cultivation events which produced working demonstrations of a range of cultivation kit.
But well before any of these shows kicked off, Dowdeswell made the front pages in late January by announcing an intention to relinquish its production plant in Harleston, Norfolk.
Two months later in April, the company – which was the largest UK manufacturer of tillage implements – decided to stop producing ploughs, presses and tine and disc cultivators.
In stark contrast, Kuhns 1998 acquisition of Nodet earlier in the year resulted in its first major drill development in the form of the Integra which is available in 3m and 4m working widths.
Kuhn says the development of a fluted roller system with a micrometric seed distribution system gives the drill greater sowing accuracy.
Another lady in red introduced at that time was Kvernelands Accord MSC high speed drill which can be equipped with different cultivator components to suit various working conditions.
Kuhn came up trumps again at the Sima event with the first public showing of its range of pneumatic minimum cultivator drills in 3m, 4m and 6m builds.
The company presented the Fastliner range which it says has a modular construction to allow different permutations of cultivation units to be used.
In July Lemken brought out a selection of cultivation kit which included new Solitair drills, trailed or mounted Quartz combination drills and its Vari-Diamant semi mounted plough.
The Solitair pneumatic drill is considered to be a direct competitor to Vaderstad and Horsch drills and can be had in 8m, 9m, 10m and 12m widths.
On the primary tillage front, the Vari-Diamant plough comes in five to nine versions and is engineered to work in and out of the furrow.
Polishing of this years steady stream of cultivation and drill equipment introductions was the Tillage Event which produced an array of kit.
Amazones entry at the event was the companys Centaur cultivator which, in 5m, 6m and 7.5m widths, the implement employs eight packer wheels at the front that precede four rows of spring tines.
The combination is completed by two rows of scalloped and angle adjustable levelling discs and a wedge wing press roller.
Last year it was the baler/wrapper combinations which created a stir amongst the industry with five manufacturers offering such outfits.
This year, the challenge to bale and wrap bales at the lowest cost and achieve the best quality silage could have reached another landmark.
Latest development from Kverneland in October was the companys Taarup Bale In One (Bio) – a machine comprising a round baler and integral wrapping unit which applies film inside the chamber.
Not a completely new idea – Tanco also has a machine – the outfit is claimed to offer considerable cost savings when compared with conventional baling and wrapping techniques.
With workrates up to 45 bales/hour, Kverneland says the BIO can almost match the outputs of conventional bale/wrapper combinations.
On the forage harvesting side, Krone used the end of September to reveal what it considers to be the worlds most powerful self propelled forager – the mighty Big X.

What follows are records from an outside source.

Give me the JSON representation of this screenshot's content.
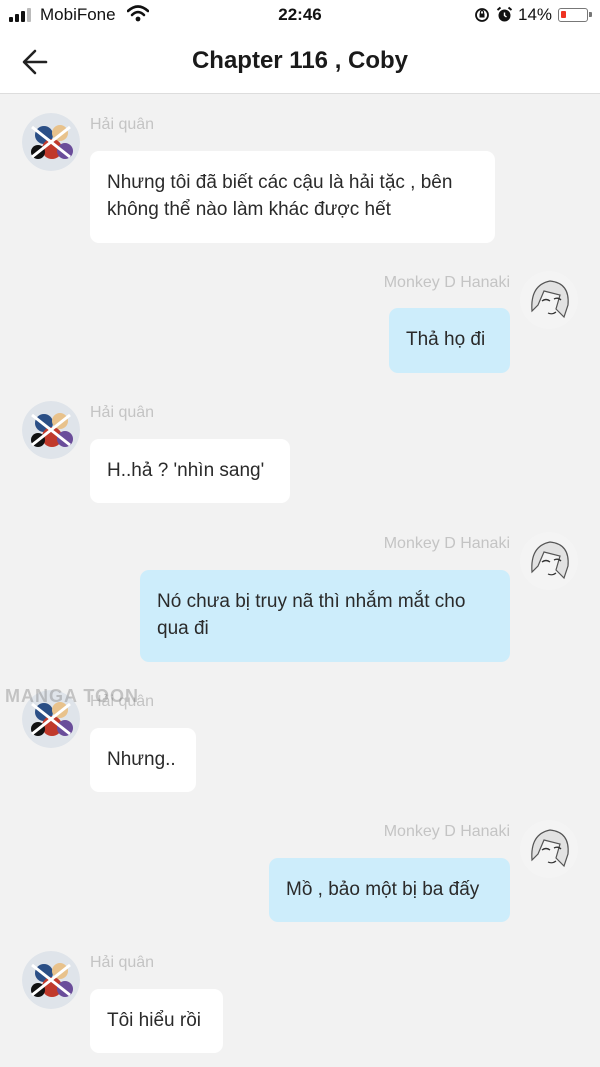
{
  "status_bar": {
    "carrier": "MobiFone",
    "time": "22:46",
    "battery_percent": "14%",
    "battery_level": 0.14,
    "icons": [
      "signal-icon",
      "wifi-icon",
      "rotation-lock-icon",
      "alarm-icon",
      "battery-icon"
    ]
  },
  "header": {
    "title": "Chapter 116 , Coby",
    "back_icon": "back-arrow-icon"
  },
  "messages": [
    {
      "side": "left",
      "sender": "Hải quân",
      "text": "Nhưng tôi đã biết các cậu là hải tặc , bên không thể nào làm khác được hết"
    },
    {
      "side": "right",
      "sender": "Monkey D Hanaki",
      "text": "Thả họ đi"
    },
    {
      "side": "left",
      "sender": "Hải quân",
      "text": "H..hả ? 'nhìn sang'"
    },
    {
      "side": "right",
      "sender": "Monkey D Hanaki",
      "text": "Nó chưa bị truy nã thì nhắm mắt cho qua đi"
    },
    {
      "side": "left",
      "sender": "Hải quân",
      "text": "Nhưng.."
    },
    {
      "side": "right",
      "sender": "Monkey D Hanaki",
      "text": "Mồ , bảo một bị ba đấy"
    },
    {
      "side": "left",
      "sender": "Hải quân",
      "text": "Tôi hiểu rồi"
    }
  ],
  "watermark": "MANGA TOON",
  "colors": {
    "background": "#f2f2f2",
    "left_bubble": "#ffffff",
    "right_bubble": "#cdedfb",
    "sender_name": "#c4c4c4",
    "battery_low": "#ee3322"
  }
}
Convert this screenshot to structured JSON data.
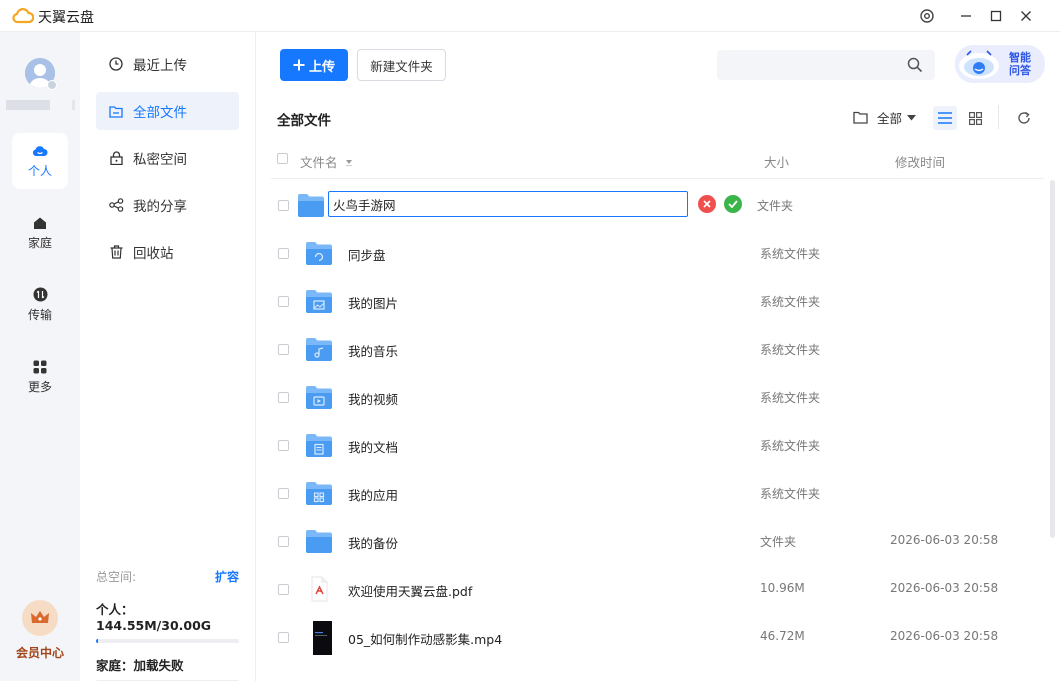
{
  "titlebar": {
    "app_title": "天翼云盘"
  },
  "rail": {
    "items": [
      {
        "label": "个人",
        "icon": "cloud-icon"
      },
      {
        "label": "家庭",
        "icon": "home-icon"
      },
      {
        "label": "传输",
        "icon": "transfer-icon"
      },
      {
        "label": "更多",
        "icon": "apps-icon"
      }
    ],
    "vip_label": "会员中心"
  },
  "nav": {
    "items": [
      {
        "label": "最近上传",
        "icon": "clock-icon"
      },
      {
        "label": "全部文件",
        "icon": "folder-icon"
      },
      {
        "label": "私密空间",
        "icon": "lock-icon"
      },
      {
        "label": "我的分享",
        "icon": "share-icon"
      },
      {
        "label": "回收站",
        "icon": "trash-icon"
      }
    ],
    "storage": {
      "title": "总空间:",
      "expand_label": "扩容",
      "personal": "个人：144.55M/30.00G",
      "personal_usage": 0.005,
      "family": "家庭：加载失败"
    }
  },
  "toolbar": {
    "upload_label": "上传",
    "new_folder_label": "新建文件夹",
    "search_placeholder": "",
    "ai_label_line1": "智能",
    "ai_label_line2": "问答"
  },
  "breadcrumb": "全部文件",
  "filter_label": "全部",
  "columns": {
    "name": "文件名",
    "size": "大小",
    "modified": "修改时间"
  },
  "rename": {
    "value": "火鸟手游网",
    "type": "文件夹"
  },
  "files": [
    {
      "name": "同步盘",
      "size": "系统文件夹",
      "modified": "",
      "kind": "sync"
    },
    {
      "name": "我的图片",
      "size": "系统文件夹",
      "modified": "",
      "kind": "image"
    },
    {
      "name": "我的音乐",
      "size": "系统文件夹",
      "modified": "",
      "kind": "music"
    },
    {
      "name": "我的视频",
      "size": "系统文件夹",
      "modified": "",
      "kind": "video"
    },
    {
      "name": "我的文档",
      "size": "系统文件夹",
      "modified": "",
      "kind": "doc"
    },
    {
      "name": "我的应用",
      "size": "系统文件夹",
      "modified": "",
      "kind": "app"
    },
    {
      "name": "我的备份",
      "size": "文件夹",
      "modified": "2026-06-03 20:58",
      "kind": "folder"
    },
    {
      "name": "欢迎使用天翼云盘.pdf",
      "size": "10.96M",
      "modified": "2026-06-03 20:58",
      "kind": "pdf"
    },
    {
      "name": "05_如何制作动感影集.mp4",
      "size": "46.72M",
      "modified": "2026-06-03 20:58",
      "kind": "mp4"
    }
  ],
  "colors": {
    "accent": "#1677ff",
    "folder": "#5aa8f5",
    "pdf": "#e0473a",
    "vip": "#a0461a"
  }
}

The launch marked the German manufacturers entrance into the self propelled forager scetor.
The powerhouse for the Big X is an awesome 780hp V-12 Mercedes block, while 700hp or 605hp engines are available for more modest harvesting needs.
Satisfying the Big Xs massive appetite also led Krone to introduce a range of trailed and mounted EasyCut mowers and Swadro rakes in widths up to 6.2m.
Another company that introduced a new selection of mowers, rakes and tedders was Kuhn.
The manufacturer topped out its mounted disc mower range with the 3.11m GMD 802, while extending its trailed mower conditioner range with the arrival of the FC 303 GC and FC 353 GC.
On the rakes and tedders side, new models for Kuhn included the GA 6501 rotor rake in adjustable working widths from 5.4m to 6.4m – and 7.6m Gyrotedder that joins the companys 5.4m to 10.6m tedder range.
Kverneland Taarup Bale in One.
Polaris ATV with limited slip.